The problem: Return all entries below exactly. Skip nothing.

Data to examine:
- Opening Delimiter -

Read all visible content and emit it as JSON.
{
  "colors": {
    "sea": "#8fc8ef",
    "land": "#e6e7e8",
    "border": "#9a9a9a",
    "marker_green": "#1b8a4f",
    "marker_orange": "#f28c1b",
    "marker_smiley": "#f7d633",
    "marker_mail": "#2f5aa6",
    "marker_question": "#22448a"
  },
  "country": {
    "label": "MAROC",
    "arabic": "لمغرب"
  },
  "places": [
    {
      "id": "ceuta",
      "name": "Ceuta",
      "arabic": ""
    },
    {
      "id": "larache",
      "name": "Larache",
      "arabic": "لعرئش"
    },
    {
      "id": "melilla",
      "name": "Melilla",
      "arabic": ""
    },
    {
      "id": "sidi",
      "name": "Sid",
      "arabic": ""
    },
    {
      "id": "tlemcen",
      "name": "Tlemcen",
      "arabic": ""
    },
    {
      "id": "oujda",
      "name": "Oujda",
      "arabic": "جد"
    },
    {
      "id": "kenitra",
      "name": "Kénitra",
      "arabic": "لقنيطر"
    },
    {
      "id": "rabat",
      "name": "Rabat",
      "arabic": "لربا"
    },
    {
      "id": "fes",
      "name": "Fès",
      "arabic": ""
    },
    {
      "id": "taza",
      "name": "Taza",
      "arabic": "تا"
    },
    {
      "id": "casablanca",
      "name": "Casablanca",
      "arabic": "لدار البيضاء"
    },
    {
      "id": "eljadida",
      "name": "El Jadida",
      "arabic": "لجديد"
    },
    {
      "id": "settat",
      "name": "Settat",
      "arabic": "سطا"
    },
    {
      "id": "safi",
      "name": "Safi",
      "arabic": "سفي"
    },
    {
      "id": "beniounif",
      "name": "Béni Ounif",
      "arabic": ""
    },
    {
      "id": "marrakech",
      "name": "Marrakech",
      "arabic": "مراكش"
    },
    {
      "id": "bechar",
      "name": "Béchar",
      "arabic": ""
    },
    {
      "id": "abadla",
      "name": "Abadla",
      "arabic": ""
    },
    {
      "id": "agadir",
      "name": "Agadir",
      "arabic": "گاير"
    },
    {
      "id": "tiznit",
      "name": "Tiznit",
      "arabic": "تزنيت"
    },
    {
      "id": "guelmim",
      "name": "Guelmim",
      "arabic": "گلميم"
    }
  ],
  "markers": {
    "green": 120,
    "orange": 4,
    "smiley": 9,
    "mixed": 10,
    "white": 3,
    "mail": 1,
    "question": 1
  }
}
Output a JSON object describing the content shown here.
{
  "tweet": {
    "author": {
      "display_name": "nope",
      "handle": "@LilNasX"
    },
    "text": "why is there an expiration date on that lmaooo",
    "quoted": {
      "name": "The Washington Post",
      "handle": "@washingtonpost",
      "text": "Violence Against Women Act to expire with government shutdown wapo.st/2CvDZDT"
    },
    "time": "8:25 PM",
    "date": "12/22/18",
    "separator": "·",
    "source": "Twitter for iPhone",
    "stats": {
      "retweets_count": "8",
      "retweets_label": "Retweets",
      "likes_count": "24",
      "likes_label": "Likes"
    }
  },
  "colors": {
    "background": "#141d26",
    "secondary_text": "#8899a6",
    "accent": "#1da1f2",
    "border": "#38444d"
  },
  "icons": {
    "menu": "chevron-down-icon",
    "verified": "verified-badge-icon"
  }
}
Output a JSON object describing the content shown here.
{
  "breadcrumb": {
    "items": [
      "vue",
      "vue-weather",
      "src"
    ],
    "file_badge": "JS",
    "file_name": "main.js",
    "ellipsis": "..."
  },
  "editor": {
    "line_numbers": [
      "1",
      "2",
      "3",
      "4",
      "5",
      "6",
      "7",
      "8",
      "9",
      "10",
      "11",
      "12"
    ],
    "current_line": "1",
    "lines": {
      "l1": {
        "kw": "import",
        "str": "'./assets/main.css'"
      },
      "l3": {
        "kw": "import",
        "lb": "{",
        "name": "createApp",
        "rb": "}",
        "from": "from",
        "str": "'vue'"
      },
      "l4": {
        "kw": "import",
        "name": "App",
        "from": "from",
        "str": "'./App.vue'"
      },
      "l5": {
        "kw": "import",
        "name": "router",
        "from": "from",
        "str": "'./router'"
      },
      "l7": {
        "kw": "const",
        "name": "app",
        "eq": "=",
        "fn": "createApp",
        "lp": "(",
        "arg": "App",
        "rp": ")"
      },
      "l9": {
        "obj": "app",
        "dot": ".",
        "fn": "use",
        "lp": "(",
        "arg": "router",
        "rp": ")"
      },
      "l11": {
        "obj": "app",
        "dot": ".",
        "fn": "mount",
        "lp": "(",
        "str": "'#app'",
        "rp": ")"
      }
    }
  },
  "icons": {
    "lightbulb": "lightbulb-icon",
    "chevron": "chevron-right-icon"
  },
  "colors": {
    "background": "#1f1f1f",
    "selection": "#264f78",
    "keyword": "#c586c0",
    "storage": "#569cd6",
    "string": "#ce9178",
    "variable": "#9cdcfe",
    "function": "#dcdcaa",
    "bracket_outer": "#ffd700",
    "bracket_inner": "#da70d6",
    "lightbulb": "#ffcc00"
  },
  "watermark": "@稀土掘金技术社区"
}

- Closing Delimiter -

Result for this task:
Read all visible content and emit it as JSON.
{
  "colors": {
    "sea": "#8fc8ef",
    "land": "#e6e7e8",
    "border": "#9a9a9a",
    "marker_green": "#1b8a4f",
    "marker_orange": "#f28c1b",
    "marker_smiley": "#f7d633",
    "marker_mail": "#2f5aa6",
    "marker_question": "#22448a"
  },
  "country": {
    "label": "MAROC",
    "arabic": "لمغرب"
  },
  "places": [
    {
      "id": "ceuta",
      "name": "Ceuta",
      "arabic": ""
    },
    {
      "id": "larache",
      "name": "Larache",
      "arabic": "لعرئش"
    },
    {
      "id": "melilla",
      "name": "Melilla",
      "arabic": ""
    },
    {
      "id": "sidi",
      "name": "Sid",
      "arabic": ""
    },
    {
      "id": "tlemcen",
      "name": "Tlemcen",
      "arabic": ""
    },
    {
      "id": "oujda",
      "name": "Oujda",
      "arabic": "جد"
    },
    {
      "id": "kenitra",
      "name": "Kénitra",
      "arabic": "لقنيطر"
    },
    {
      "id": "rabat",
      "name": "Rabat",
      "arabic": "لربا"
    },
    {
      "id": "fes",
      "name": "Fès",
      "arabic": ""
    },
    {
      "id": "taza",
      "name": "Taza",
      "arabic": "تا"
    },
    {
      "id": "casablanca",
      "name": "Casablanca",
      "arabic": "لدار البيضاء"
    },
    {
      "id": "eljadida",
      "name": "El Jadida",
      "arabic": "لجديد"
    },
    {
      "id": "settat",
      "name": "Settat",
      "arabic": "سطا"
    },
    {
      "id": "safi",
      "name": "Safi",
      "arabic": "سفي"
    },
    {
      "id": "beniounif",
      "name": "Béni Ounif",
      "arabic": ""
    },
    {
      "id": "marrakech",
      "name": "Marrakech",
      "arabic": "مراكش"
    },
    {
      "id": "bechar",
      "name": "Béchar",
      "arabic": ""
    },
    {
      "id": "abadla",
      "name": "Abadla",
      "arabic": ""
    },
    {
      "id": "agadir",
      "name": "Agadir",
      "arabic": "گاير"
    },
    {
      "id": "tiznit",
      "name": "Tiznit",
      "arabic": "تزنيت"
    },
    {
      "id": "guelmim",
      "name": "Guelmim",
      "arabic": "گلميم"
    }
  ],
  "markers": {
    "green": 120,
    "orange": 4,
    "smiley": 9,
    "mixed": 10,
    "white": 3,
    "mail": 1,
    "question": 1
  }
}
Output a JSON object describing the content shown here.
{
  "tweet": {
    "author": {
      "display_name": "nope",
      "handle": "@LilNasX"
    },
    "text": "why is there an expiration date on that lmaooo",
    "quoted": {
      "name": "The Washington Post",
      "handle": "@washingtonpost",
      "text": "Violence Against Women Act to expire with government shutdown wapo.st/2CvDZDT"
    },
    "time": "8:25 PM",
    "date": "12/22/18",
    "separator": "·",
    "source": "Twitter for iPhone",
    "stats": {
      "retweets_count": "8",
      "retweets_label": "Retweets",
      "likes_count": "24",
      "likes_label": "Likes"
    }
  },
  "colors": {
    "background": "#141d26",
    "secondary_text": "#8899a6",
    "accent": "#1da1f2",
    "border": "#38444d"
  },
  "icons": {
    "menu": "chevron-down-icon",
    "verified": "verified-badge-icon"
  }
}
Output a JSON object describing the content shown here.
{
  "breadcrumb": {
    "items": [
      "vue",
      "vue-weather",
      "src"
    ],
    "file_badge": "JS",
    "file_name": "main.js",
    "ellipsis": "..."
  },
  "editor": {
    "line_numbers": [
      "1",
      "2",
      "3",
      "4",
      "5",
      "6",
      "7",
      "8",
      "9",
      "10",
      "11",
      "12"
    ],
    "current_line": "1",
    "lines": {
      "l1": {
        "kw": "import",
        "str": "'./assets/main.css'"
      },
      "l3": {
        "kw": "import",
        "lb": "{",
        "name": "createApp",
        "rb": "}",
        "from": "from",
        "str": "'vue'"
      },
      "l4": {
        "kw": "import",
        "name": "App",
        "from": "from",
        "str": "'./App.vue'"
      },
      "l5": {
        "kw": "import",
        "name": "router",
        "from": "from",
        "str": "'./router'"
      },
      "l7": {
        "kw": "const",
        "name": "app",
        "eq": "=",
        "fn": "createApp",
        "lp": "(",
        "arg": "App",
        "rp": ")"
      },
      "l9": {
        "obj": "app",
        "dot": ".",
        "fn": "use",
        "lp": "(",
        "arg": "router",
        "rp": ")"
      },
      "l11": {
        "obj": "app",
        "dot": ".",
        "fn": "mount",
        "lp": "(",
        "str": "'#app'",
        "rp": ")"
      }
    }
  },
  "icons": {
    "lightbulb": "lightbulb-icon",
    "chevron": "chevron-right-icon"
  },
  "colors": {
    "background": "#1f1f1f",
    "selection": "#264f78",
    "keyword": "#c586c0",
    "storage": "#569cd6",
    "string": "#ce9178",
    "variable": "#9cdcfe",
    "function": "#dcdcaa",
    "bracket_outer": "#ffd700",
    "bracket_inner": "#da70d6",
    "lightbulb": "#ffcc00"
  },
  "watermark": "@稀土掘金技术社区"
}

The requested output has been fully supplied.